Some people got the point. Ancient synagogues were designed to have congregants face each other like the cherubim atop the Ark of the Covenant, because the fruit of a renewed obedience to His Torah, when we understand its underlying spirit, will be to love one another, unselfishly using our gifts to repair the breached walls.

The altar was built from uncut stones, shaped only by water--a symbol of having our doctrines formed by the direct influence of Yahweh’s Word, rather than being conformed to human purposes. The Temple itself was built with chiselled stones, to which man had set his hand, symbolizing those whose doctrines have been muddied by human theologies, but who will still be in the Kingdom because they have at least responded to Yeshua. Yet He Himself said those who disregard any of the commandments will be least in the Kingdom. We make the choice of which we will be. (2 Tim. 2:20ff; 1 Cor. 3:11ff)

Historically, every time the tabernacle or temple came into use, the altar was built first. YHWH is calling out a corps of forerunners who will not be satisfied to climb only the first step of salvation, but will press on to be as holy as they can possibly be.

But uncut stones don't stay together easily. What can hold together the many different shapes of stones that are so very different but who each fill a very necessary place in His "building"? It is the love we have for one another.
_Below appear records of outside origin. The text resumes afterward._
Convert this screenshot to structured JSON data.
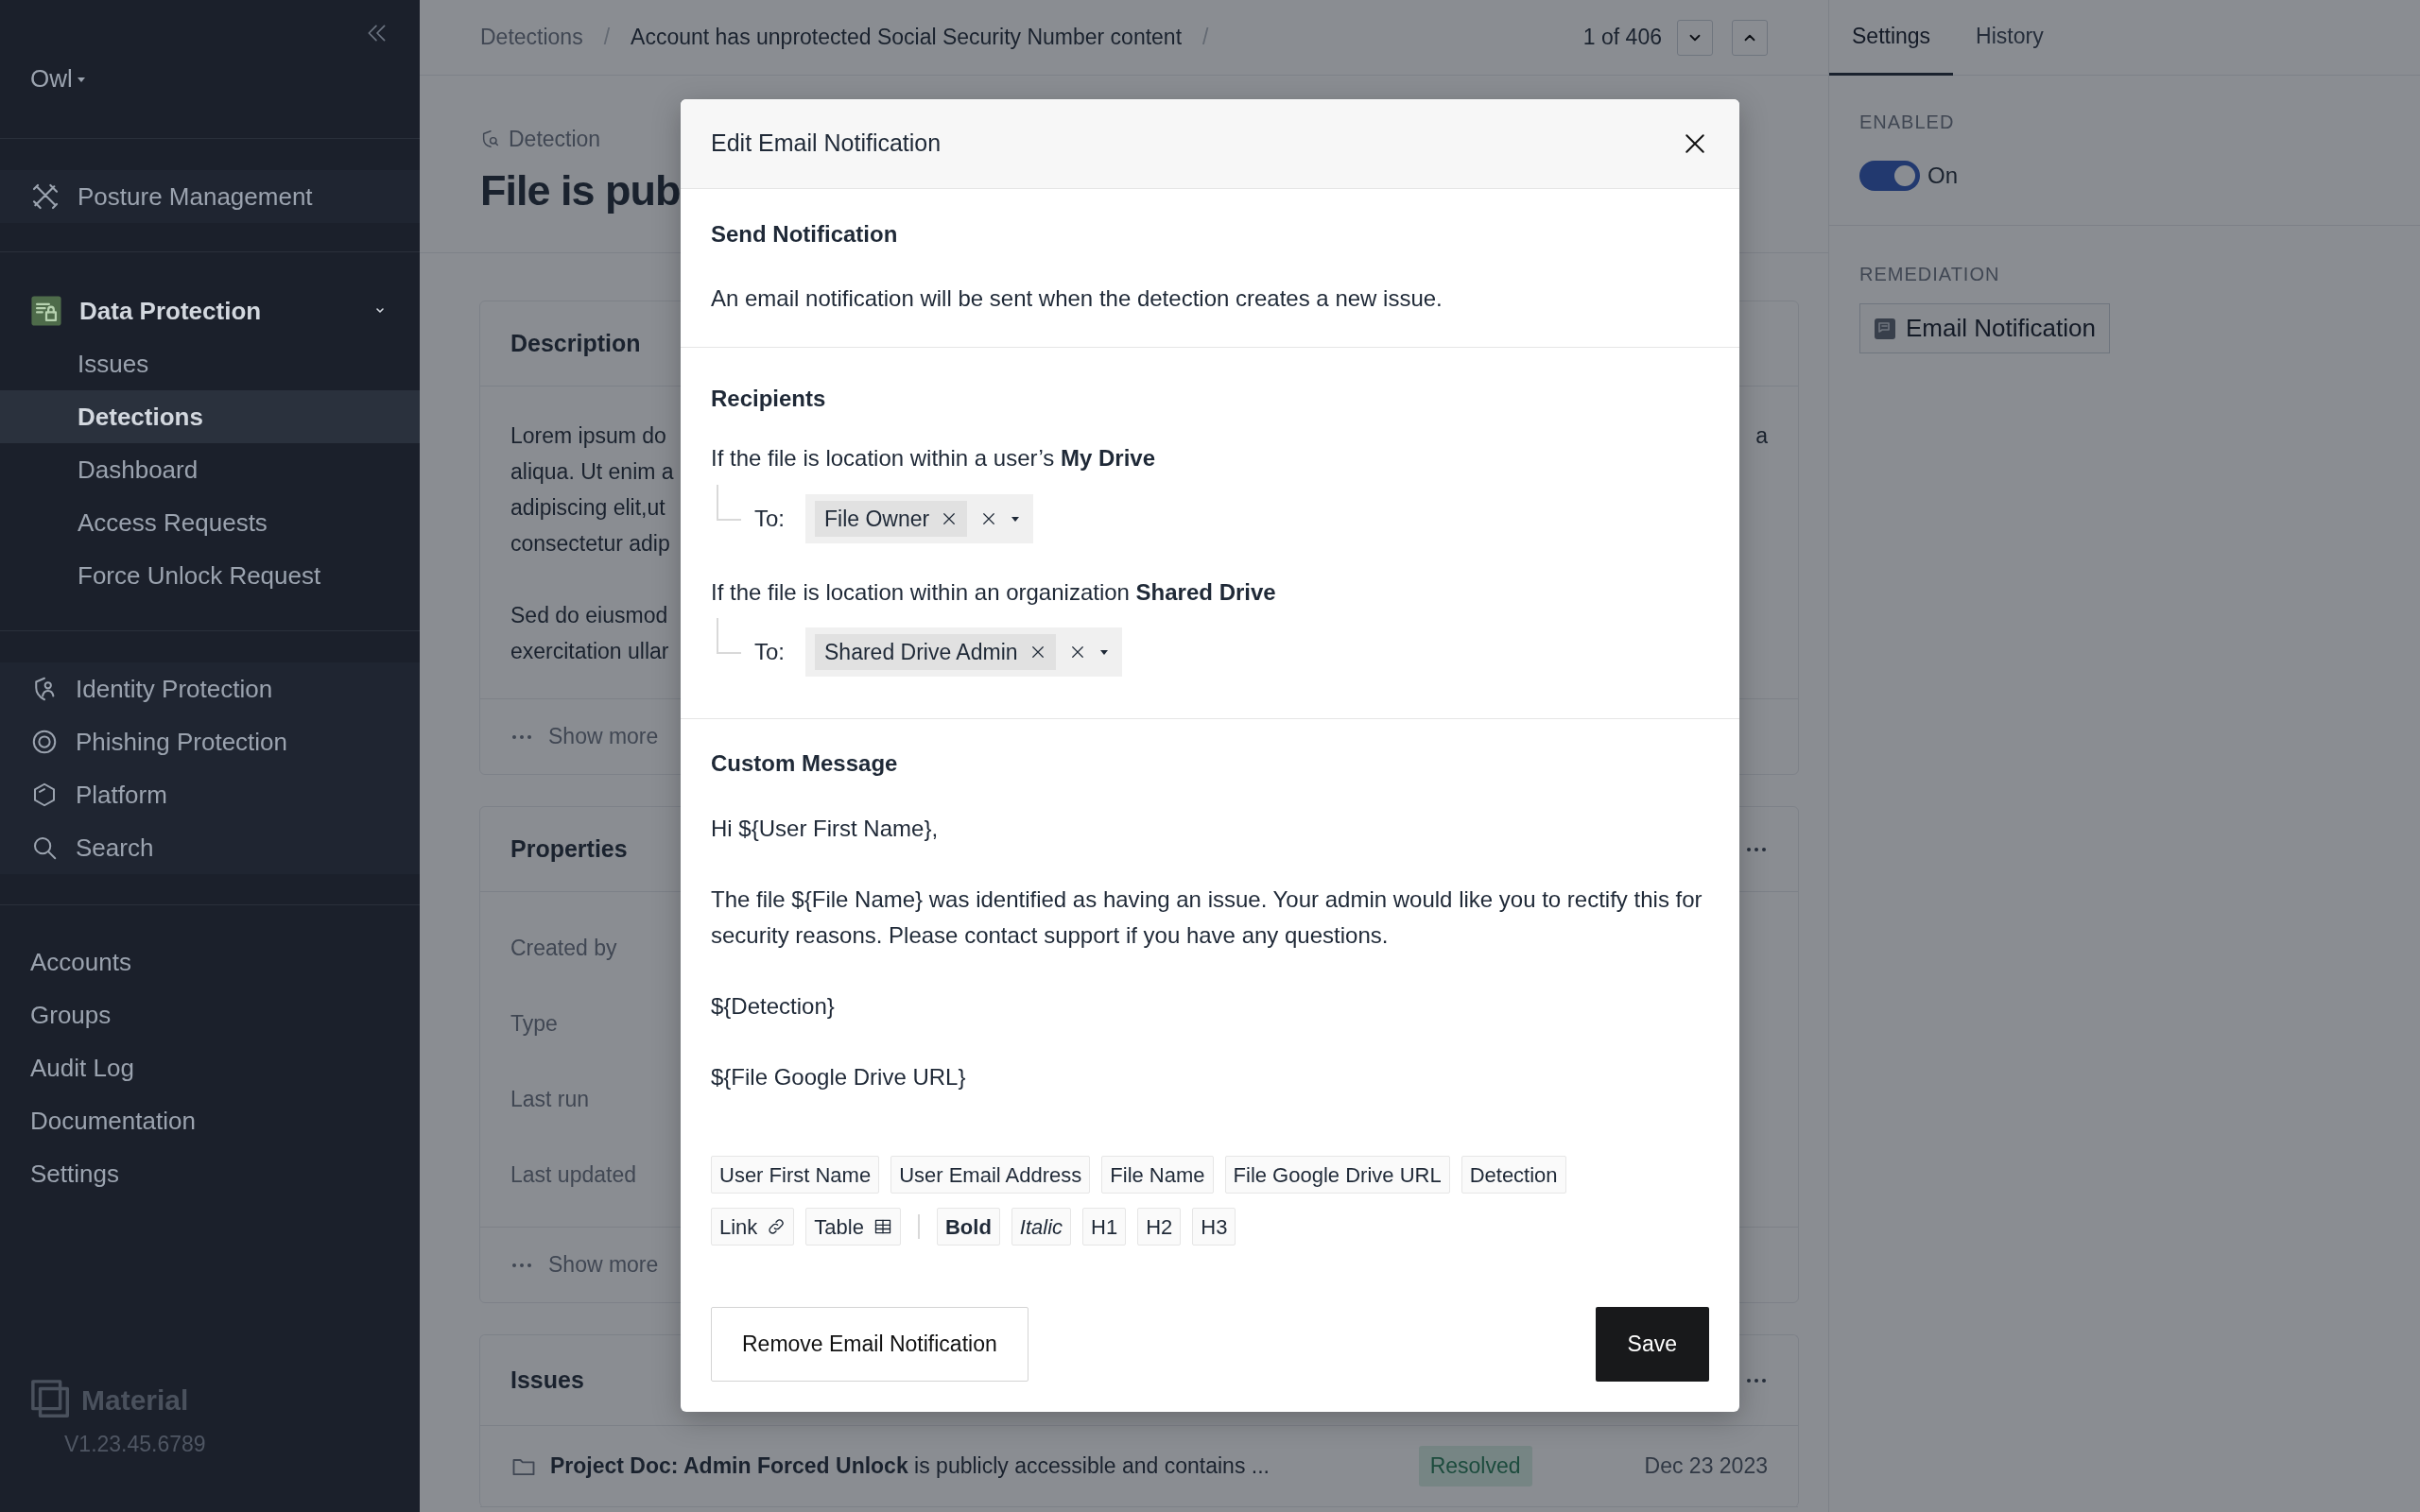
{
  "sidebar": {
    "workspace": "Owl",
    "products": [
      {
        "label": "Posture Management"
      }
    ],
    "current_product": {
      "label": "Data Protection",
      "expanded": true,
      "children": [
        {
          "label": "Issues",
          "selected": false
        },
        {
          "label": "Detections",
          "selected": true
        },
        {
          "label": "Dashboard",
          "selected": false
        },
        {
          "label": "Access Requests",
          "selected": false
        },
        {
          "label": "Force Unlock Request",
          "selected": false
        }
      ]
    },
    "other_products": [
      {
        "label": "Identity Protection"
      },
      {
        "label": "Phishing Protection"
      },
      {
        "label": "Platform"
      },
      {
        "label": "Search"
      }
    ],
    "links": [
      {
        "label": "Accounts"
      },
      {
        "label": "Groups"
      },
      {
        "label": "Audit Log"
      },
      {
        "label": "Documentation"
      },
      {
        "label": "Settings"
      }
    ],
    "brand": "Material",
    "version": "V1.23.45.6789"
  },
  "breadcrumbs": [
    {
      "label": "Detections",
      "separator": "/"
    },
    {
      "label": "Account has unprotected Social Security Number content",
      "separator": "/"
    }
  ],
  "pager": {
    "text": "1 of 406"
  },
  "detection": {
    "eyebrow": "Detection",
    "title": "File is pub"
  },
  "description": {
    "title": "Description",
    "paragraphs": [
      [
        {
          "text": "Lorem ipsum do",
          "tail": "a"
        },
        {
          "text": "aliqua. Ut enim a"
        },
        {
          "text": "adipiscing elit,ut"
        },
        {
          "text": "consectetur adip"
        }
      ],
      [
        {
          "text": "Sed do eiusmod"
        },
        {
          "text": "exercitation ullar"
        }
      ]
    ],
    "show_more": "Show more"
  },
  "properties": {
    "title": "Properties",
    "rows": [
      "Created by",
      "Type",
      "Last run",
      "Last updated"
    ],
    "show_more": "Show more"
  },
  "issues": {
    "title": "Issues",
    "rows": [
      {
        "text": "**Project Doc: Admin Forced Unlock** is publicly accessible and contains ...",
        "status": "Resolved",
        "date": "Dec 23 2023"
      }
    ]
  },
  "settings_panel": {
    "tabs": [
      {
        "label": "Settings",
        "selected": true
      },
      {
        "label": "History",
        "selected": false
      }
    ],
    "enabled": {
      "label": "ENABLED",
      "on": true,
      "state_text": "On"
    },
    "remediation": {
      "label": "REMEDIATION",
      "button": "Email Notification"
    }
  },
  "modal": {
    "title": "Edit Email Notification",
    "send": {
      "title": "Send Notification",
      "text": "An email notification will be sent when the detection creates a new issue."
    },
    "recipients": {
      "title": "Recipients",
      "rules": [
        {
          "condition": "If the file is location within a user’s **My Drive**",
          "to_label": "To:",
          "chips": [
            "File Owner"
          ]
        },
        {
          "condition": "If the file is location within an organization **Shared Drive**",
          "to_label": "To:",
          "chips": [
            "Shared Drive Admin"
          ]
        }
      ]
    },
    "message": {
      "title": "Custom Message",
      "paragraphs": [
        "Hi ${User First Name},",
        "The file ${File Name} was identified as having an issue. Your admin would like you to rectify this for security reasons. Please contact support if you have any questions.",
        "${Detection}",
        "${File Google Drive URL}"
      ],
      "variables": [
        "User First Name",
        "User Email Address",
        "File Name",
        "File Google Drive URL",
        "Detection"
      ],
      "insert_tools": [
        {
          "label": "Link",
          "kind": "link"
        },
        {
          "label": "Table",
          "kind": "table"
        }
      ],
      "format_tools": [
        {
          "label": "Bold",
          "kind": "bold"
        },
        {
          "label": "Italic",
          "kind": "italic"
        },
        {
          "label": "H1",
          "kind": "plain"
        },
        {
          "label": "H2",
          "kind": "plain"
        },
        {
          "label": "H3",
          "kind": "plain"
        }
      ]
    },
    "buttons": {
      "remove": "Remove Email Notification",
      "save": "Save"
    }
  }
}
Rather than trying to make the other stones look just like us, Paul told us to

  "eagerly pursue the kinds of things that promote peace, and the things that facilitate the building process in which we fit into one another." (Romans 14:19)

Then His dwelling place will be complete:

  "I saw the set-apart city, the renewed Jerusalem, coming down out of heaven, adorned as a Bride for her Husband, and I heard a loud voice from the heavens, saying, 'Look! The dwelling place of Elohim is with men, and He will dwell with them, and they will be His people...'" (Rev. 21:2-3)

This will finally be the "days of heaven on earth", the return to Eden!